### EXERCISE REQUIREMENTS:
Everything in the data should be repeated exactly, save for the images.

BEGIN EXERCISE INPUTS

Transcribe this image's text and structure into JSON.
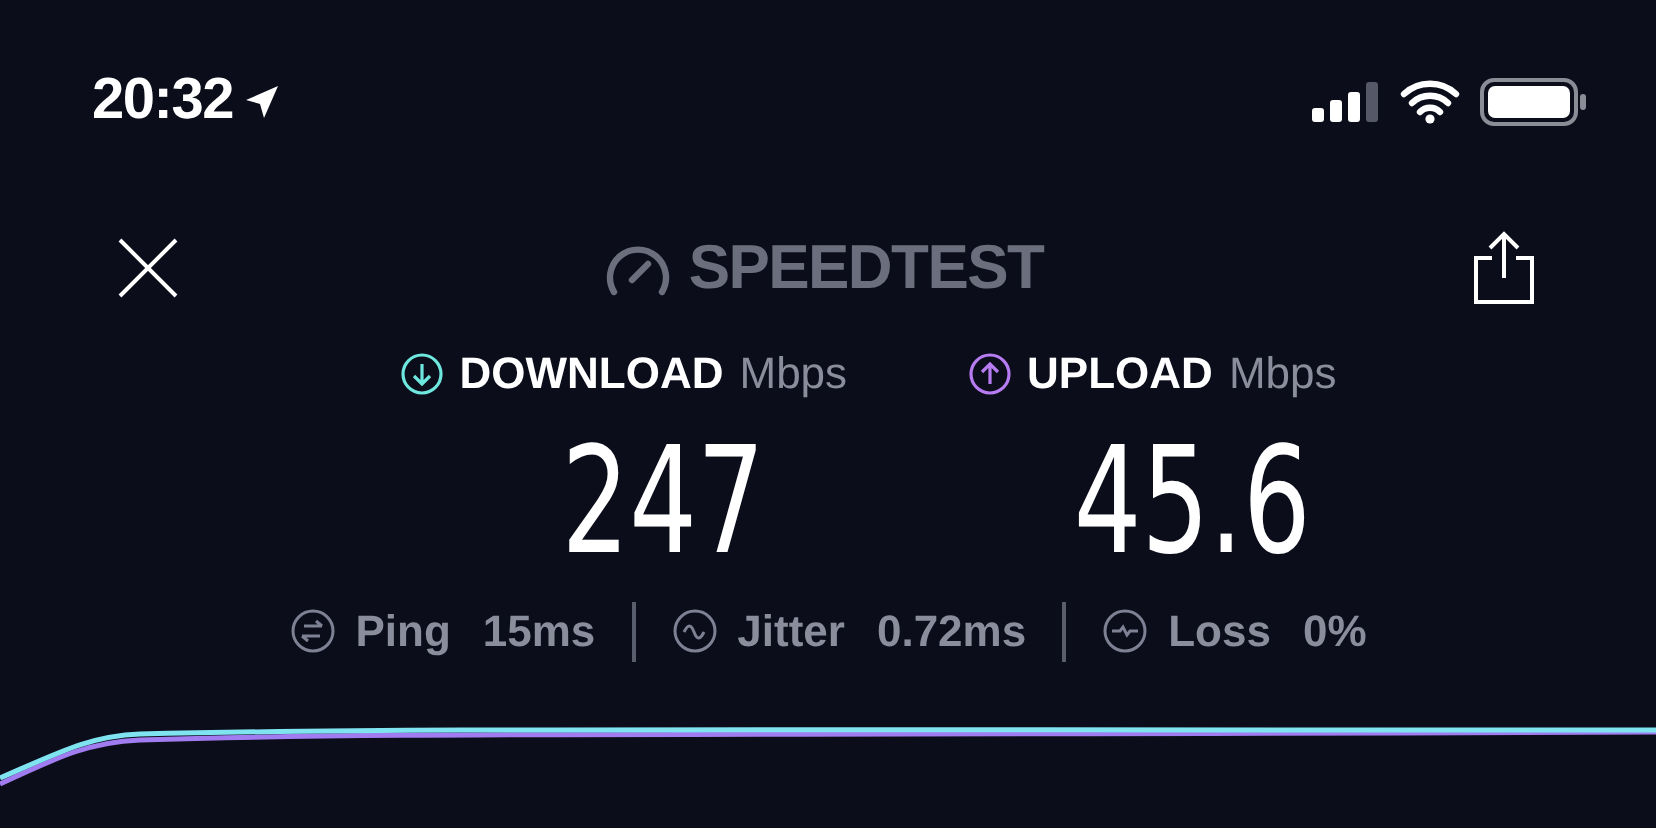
{
  "status_bar": {
    "time": "20:32"
  },
  "header": {
    "title": "SPEEDTEST"
  },
  "results": [
    {
      "kind": "download",
      "label": "DOWNLOAD",
      "unit": "Mbps",
      "value": "247"
    },
    {
      "kind": "upload",
      "label": "UPLOAD",
      "unit": "Mbps",
      "value": "45.6"
    }
  ],
  "stats": [
    {
      "kind": "ping",
      "label": "Ping",
      "value": "15",
      "unit": "ms"
    },
    {
      "kind": "jitter",
      "label": "Jitter",
      "value": "0.72",
      "unit": "ms"
    },
    {
      "kind": "loss",
      "label": "Loss",
      "value": "0",
      "unit": "%"
    }
  ]
}
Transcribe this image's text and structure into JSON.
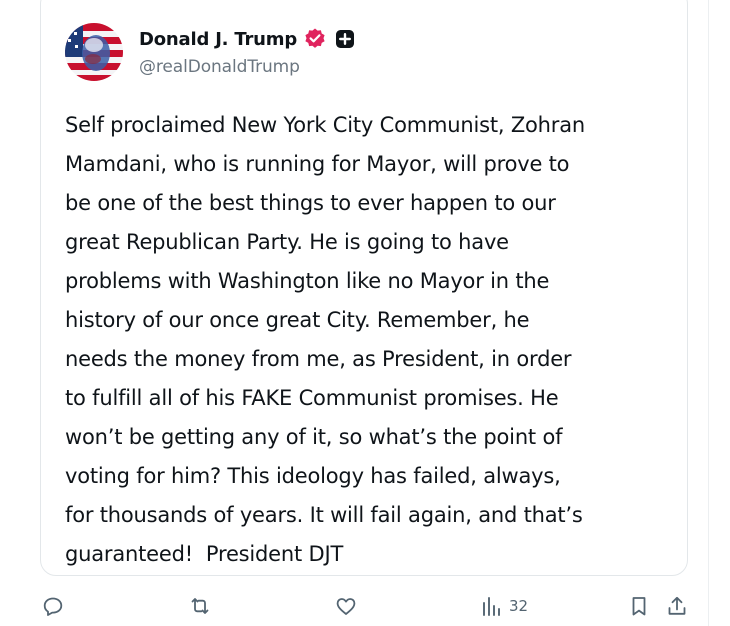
{
  "author": {
    "display_name": "Donald J. Trump",
    "handle": "@realDonaldTrump",
    "verified_badge_color": "#e0245e",
    "badge_icon": "plus-square-icon"
  },
  "post": {
    "lines": [
      "Self proclaimed New York City Communist, Zohran",
      "Mamdani, who is running for Mayor, will prove to",
      "be one of the best things to ever happen to our",
      "great Republican Party. He is going to have",
      "problems with Washington like no Mayor in the",
      "history of our once great City. Remember, he",
      "needs the money from me, as President, in order",
      "to fulfill all of his FAKE Communist promises. He",
      "won’t be getting any of it, so what’s the point of",
      "voting for him? This ideology has failed, always,",
      "for thousands of years. It will fail again, and that’s",
      "guaranteed!  President DJT"
    ]
  },
  "actions": {
    "reply_icon": "reply-icon",
    "repost_icon": "repost-icon",
    "like_icon": "heart-icon",
    "views_icon": "views-icon",
    "views_count": "32",
    "bookmark_icon": "bookmark-icon",
    "share_icon": "share-icon",
    "icon_color": "#536471"
  }
}
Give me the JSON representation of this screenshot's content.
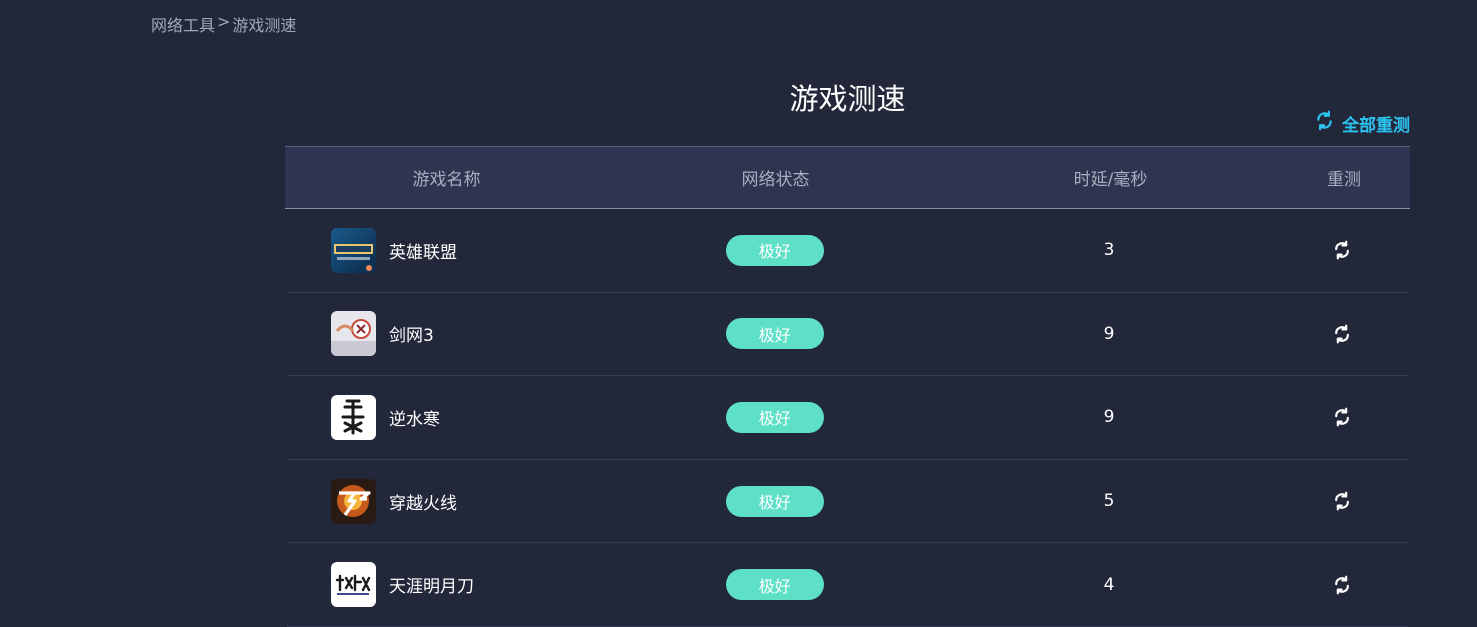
{
  "breadcrumb": {
    "parent": "网络工具",
    "separator": ">",
    "current": "游戏测速"
  },
  "page_title": "游戏测速",
  "retest_all": {
    "label": "全部重测",
    "color": "#2cc3ef"
  },
  "table": {
    "headers": {
      "name": "游戏名称",
      "status": "网络状态",
      "latency": "时延/毫秒",
      "retest": "重测"
    },
    "rows": [
      {
        "name": "英雄联盟",
        "status": "极好",
        "latency": "3",
        "icon": "lol-game-icon"
      },
      {
        "name": "剑网3",
        "status": "极好",
        "latency": "9",
        "icon": "jx3-game-icon"
      },
      {
        "name": "逆水寒",
        "status": "极好",
        "latency": "9",
        "icon": "nishuihan-game-icon"
      },
      {
        "name": "穿越火线",
        "status": "极好",
        "latency": "5",
        "icon": "crossfire-game-icon"
      },
      {
        "name": "天涯明月刀",
        "status": "极好",
        "latency": "4",
        "icon": "tianya-game-icon"
      }
    ]
  },
  "colors": {
    "background": "#22273a",
    "header_bg": "#2f3450",
    "status_good": "#5de0c6",
    "accent": "#2cc3ef"
  }
}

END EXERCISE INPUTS

### ANSWER BOX:
Transcribe this image's text and structure into JSON.
{
  "status_bar": {
    "time": "20:32"
  },
  "header": {
    "title": "SPEEDTEST"
  },
  "results": [
    {
      "kind": "download",
      "label": "DOWNLOAD",
      "unit": "Mbps",
      "value": "247"
    },
    {
      "kind": "upload",
      "label": "UPLOAD",
      "unit": "Mbps",
      "value": "45.6"
    }
  ],
  "stats": [
    {
      "kind": "ping",
      "label": "Ping",
      "value": "15",
      "unit": "ms"
    },
    {
      "kind": "jitter",
      "label": "Jitter",
      "value": "0.72",
      "unit": "ms"
    },
    {
      "kind": "loss",
      "label": "Loss",
      "value": "0",
      "unit": "%"
    }
  ]
}
Transcribe this image's text and structure into JSON.
{
  "author": {
    "display_name": "Donald J. Trump",
    "handle": "@realDonaldTrump",
    "verified_badge_color": "#e0245e",
    "badge_icon": "plus-square-icon"
  },
  "post": {
    "lines": [
      "Self proclaimed New York City Communist, Zohran",
      "Mamdani, who is running for Mayor, will prove to",
      "be one of the best things to ever happen to our",
      "great Republican Party. He is going to have",
      "problems with Washington like no Mayor in the",
      "history of our once great City. Remember, he",
      "needs the money from me, as President, in order",
      "to fulfill all of his FAKE Communist promises. He",
      "won’t be getting any of it, so what’s the point of",
      "voting for him? This ideology has failed, always,",
      "for thousands of years. It will fail again, and that’s",
      "guaranteed!  President DJT"
    ]
  },
  "actions": {
    "reply_icon": "reply-icon",
    "repost_icon": "repost-icon",
    "like_icon": "heart-icon",
    "views_icon": "views-icon",
    "views_count": "32",
    "bookmark_icon": "bookmark-icon",
    "share_icon": "share-icon",
    "icon_color": "#536471"
  }
}
Give me the JSON representation of this screenshot's content.
{
  "breadcrumb": {
    "parent": "网络工具",
    "separator": ">",
    "current": "游戏测速"
  },
  "page_title": "游戏测速",
  "retest_all": {
    "label": "全部重测",
    "color": "#2cc3ef"
  },
  "table": {
    "headers": {
      "name": "游戏名称",
      "status": "网络状态",
      "latency": "时延/毫秒",
      "retest": "重测"
    },
    "rows": [
      {
        "name": "英雄联盟",
        "status": "极好",
        "latency": "3",
        "icon": "lol-game-icon"
      },
      {
        "name": "剑网3",
        "status": "极好",
        "latency": "9",
        "icon": "jx3-game-icon"
      },
      {
        "name": "逆水寒",
        "status": "极好",
        "latency": "9",
        "icon": "nishuihan-game-icon"
      },
      {
        "name": "穿越火线",
        "status": "极好",
        "latency": "5",
        "icon": "crossfire-game-icon"
      },
      {
        "name": "天涯明月刀",
        "status": "极好",
        "latency": "4",
        "icon": "tianya-game-icon"
      }
    ]
  },
  "colors": {
    "background": "#22273a",
    "header_bg": "#2f3450",
    "status_good": "#5de0c6",
    "accent": "#2cc3ef"
  }
}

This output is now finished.